Data records Start Marker

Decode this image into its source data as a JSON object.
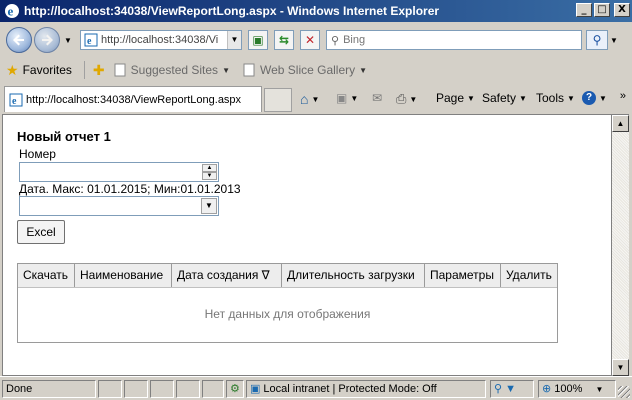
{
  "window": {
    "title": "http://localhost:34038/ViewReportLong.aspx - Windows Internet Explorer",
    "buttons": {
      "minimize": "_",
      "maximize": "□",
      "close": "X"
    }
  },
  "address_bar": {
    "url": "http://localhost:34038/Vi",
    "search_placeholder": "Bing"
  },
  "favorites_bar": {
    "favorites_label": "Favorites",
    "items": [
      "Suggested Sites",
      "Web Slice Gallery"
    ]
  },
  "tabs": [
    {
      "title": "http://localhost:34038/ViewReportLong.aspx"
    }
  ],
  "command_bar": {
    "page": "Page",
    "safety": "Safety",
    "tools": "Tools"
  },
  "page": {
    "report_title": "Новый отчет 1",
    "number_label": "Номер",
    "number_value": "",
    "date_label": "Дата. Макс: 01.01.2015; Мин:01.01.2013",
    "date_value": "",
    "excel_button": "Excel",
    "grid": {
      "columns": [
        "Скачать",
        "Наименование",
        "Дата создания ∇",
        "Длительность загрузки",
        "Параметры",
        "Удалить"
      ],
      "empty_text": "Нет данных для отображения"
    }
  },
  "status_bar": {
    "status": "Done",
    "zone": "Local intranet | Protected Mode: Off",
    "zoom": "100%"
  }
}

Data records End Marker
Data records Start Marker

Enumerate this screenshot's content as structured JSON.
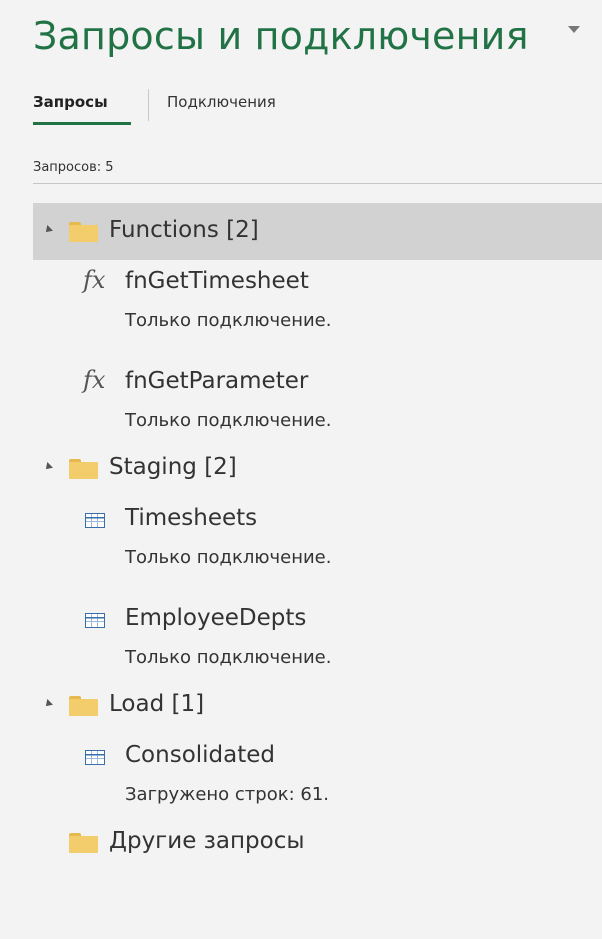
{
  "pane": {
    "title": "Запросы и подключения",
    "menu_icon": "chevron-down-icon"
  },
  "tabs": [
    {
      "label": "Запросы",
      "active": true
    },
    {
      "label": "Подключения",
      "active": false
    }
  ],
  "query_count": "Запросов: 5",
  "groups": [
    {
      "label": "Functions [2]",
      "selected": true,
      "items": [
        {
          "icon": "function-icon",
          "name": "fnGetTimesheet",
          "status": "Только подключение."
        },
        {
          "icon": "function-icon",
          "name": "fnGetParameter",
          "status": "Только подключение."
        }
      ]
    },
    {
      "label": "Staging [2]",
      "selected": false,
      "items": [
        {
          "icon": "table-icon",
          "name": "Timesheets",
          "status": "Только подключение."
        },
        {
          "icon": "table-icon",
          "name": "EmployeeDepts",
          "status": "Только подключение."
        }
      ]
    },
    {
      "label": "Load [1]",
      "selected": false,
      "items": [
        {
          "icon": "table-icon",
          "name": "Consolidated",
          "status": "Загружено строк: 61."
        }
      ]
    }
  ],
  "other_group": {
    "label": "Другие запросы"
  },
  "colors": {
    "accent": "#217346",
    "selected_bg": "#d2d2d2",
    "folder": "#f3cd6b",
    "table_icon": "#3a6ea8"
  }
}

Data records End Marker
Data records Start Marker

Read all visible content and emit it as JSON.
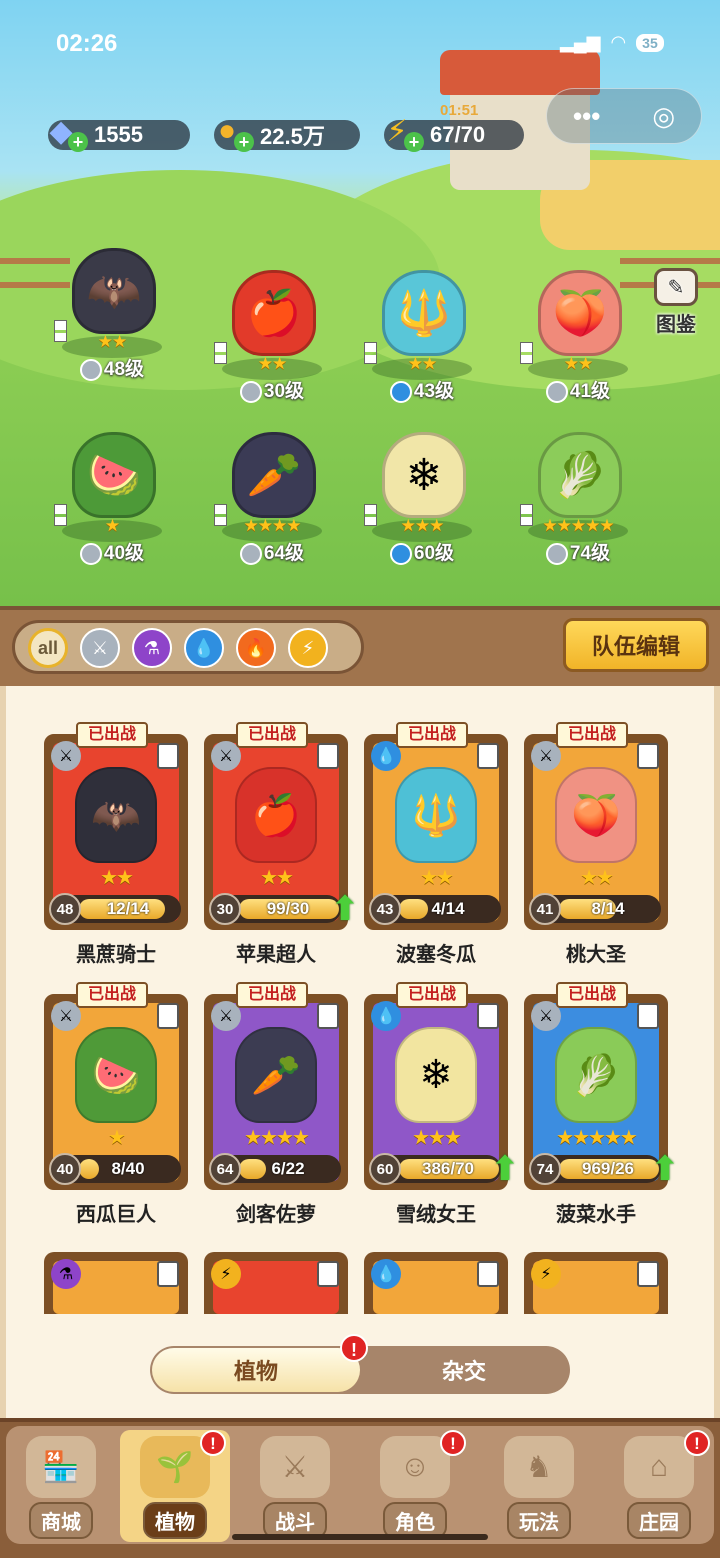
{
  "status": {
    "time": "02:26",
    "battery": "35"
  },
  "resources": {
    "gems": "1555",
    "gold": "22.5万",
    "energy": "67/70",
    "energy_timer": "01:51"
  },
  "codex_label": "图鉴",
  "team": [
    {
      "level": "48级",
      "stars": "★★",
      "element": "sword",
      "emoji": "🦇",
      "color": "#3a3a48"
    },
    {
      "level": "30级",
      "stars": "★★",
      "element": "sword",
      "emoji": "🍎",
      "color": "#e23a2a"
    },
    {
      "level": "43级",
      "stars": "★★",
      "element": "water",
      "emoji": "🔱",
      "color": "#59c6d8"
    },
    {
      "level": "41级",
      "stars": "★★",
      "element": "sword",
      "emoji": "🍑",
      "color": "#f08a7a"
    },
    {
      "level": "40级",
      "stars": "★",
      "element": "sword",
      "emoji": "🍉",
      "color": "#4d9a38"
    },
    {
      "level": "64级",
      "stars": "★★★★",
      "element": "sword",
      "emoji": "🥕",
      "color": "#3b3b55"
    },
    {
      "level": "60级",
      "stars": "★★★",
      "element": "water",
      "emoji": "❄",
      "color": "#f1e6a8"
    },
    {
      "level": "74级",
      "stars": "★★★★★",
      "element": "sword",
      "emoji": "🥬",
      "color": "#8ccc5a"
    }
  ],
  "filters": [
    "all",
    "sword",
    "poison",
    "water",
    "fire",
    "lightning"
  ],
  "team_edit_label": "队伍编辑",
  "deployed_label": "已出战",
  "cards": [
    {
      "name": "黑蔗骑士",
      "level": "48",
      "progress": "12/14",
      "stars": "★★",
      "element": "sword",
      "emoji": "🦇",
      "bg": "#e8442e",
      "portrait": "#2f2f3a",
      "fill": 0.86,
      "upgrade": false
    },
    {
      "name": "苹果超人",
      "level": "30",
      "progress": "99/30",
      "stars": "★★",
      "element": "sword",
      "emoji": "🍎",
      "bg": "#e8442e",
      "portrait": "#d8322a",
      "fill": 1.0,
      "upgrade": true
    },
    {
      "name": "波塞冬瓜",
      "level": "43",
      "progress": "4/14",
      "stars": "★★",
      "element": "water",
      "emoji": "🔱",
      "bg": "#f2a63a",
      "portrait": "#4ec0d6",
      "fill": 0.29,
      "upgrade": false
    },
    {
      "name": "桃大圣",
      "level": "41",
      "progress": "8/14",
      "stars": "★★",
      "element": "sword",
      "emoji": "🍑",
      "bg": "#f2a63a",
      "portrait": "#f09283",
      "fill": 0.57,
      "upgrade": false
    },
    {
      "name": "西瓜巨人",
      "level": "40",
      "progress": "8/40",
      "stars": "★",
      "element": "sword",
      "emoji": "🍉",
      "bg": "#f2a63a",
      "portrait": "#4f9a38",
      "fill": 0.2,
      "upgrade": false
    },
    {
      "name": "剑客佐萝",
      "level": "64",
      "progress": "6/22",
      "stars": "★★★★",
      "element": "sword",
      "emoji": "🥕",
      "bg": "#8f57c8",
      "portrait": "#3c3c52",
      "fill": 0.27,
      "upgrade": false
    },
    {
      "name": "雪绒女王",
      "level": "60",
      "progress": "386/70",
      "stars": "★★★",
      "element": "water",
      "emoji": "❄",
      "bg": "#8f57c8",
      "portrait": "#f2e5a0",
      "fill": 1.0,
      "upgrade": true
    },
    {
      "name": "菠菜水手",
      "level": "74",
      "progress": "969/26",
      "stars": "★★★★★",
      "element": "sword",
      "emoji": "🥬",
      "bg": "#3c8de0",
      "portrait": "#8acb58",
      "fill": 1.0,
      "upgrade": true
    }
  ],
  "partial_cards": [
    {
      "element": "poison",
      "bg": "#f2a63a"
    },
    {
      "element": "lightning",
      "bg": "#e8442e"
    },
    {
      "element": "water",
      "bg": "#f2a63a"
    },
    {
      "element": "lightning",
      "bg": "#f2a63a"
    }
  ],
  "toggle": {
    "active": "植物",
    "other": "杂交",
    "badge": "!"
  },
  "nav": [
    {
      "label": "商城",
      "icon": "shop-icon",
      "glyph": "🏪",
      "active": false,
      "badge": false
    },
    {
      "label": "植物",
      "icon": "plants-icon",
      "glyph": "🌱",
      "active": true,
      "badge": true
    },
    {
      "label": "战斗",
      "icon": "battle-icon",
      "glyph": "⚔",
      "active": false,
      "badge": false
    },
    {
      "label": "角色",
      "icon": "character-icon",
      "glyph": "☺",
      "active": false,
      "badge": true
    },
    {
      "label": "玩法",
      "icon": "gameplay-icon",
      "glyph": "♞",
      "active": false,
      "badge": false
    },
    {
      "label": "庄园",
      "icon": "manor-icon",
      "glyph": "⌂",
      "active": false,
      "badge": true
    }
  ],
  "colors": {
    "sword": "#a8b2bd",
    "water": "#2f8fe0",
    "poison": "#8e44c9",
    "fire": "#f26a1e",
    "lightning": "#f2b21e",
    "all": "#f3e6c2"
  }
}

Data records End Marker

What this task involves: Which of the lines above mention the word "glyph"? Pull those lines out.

Task answer:
      "glyph": "🏪",
      "glyph": "🌱",
      "glyph": "⚔",
      "glyph": "☺",
      "glyph": "♞",
      "glyph": "⌂",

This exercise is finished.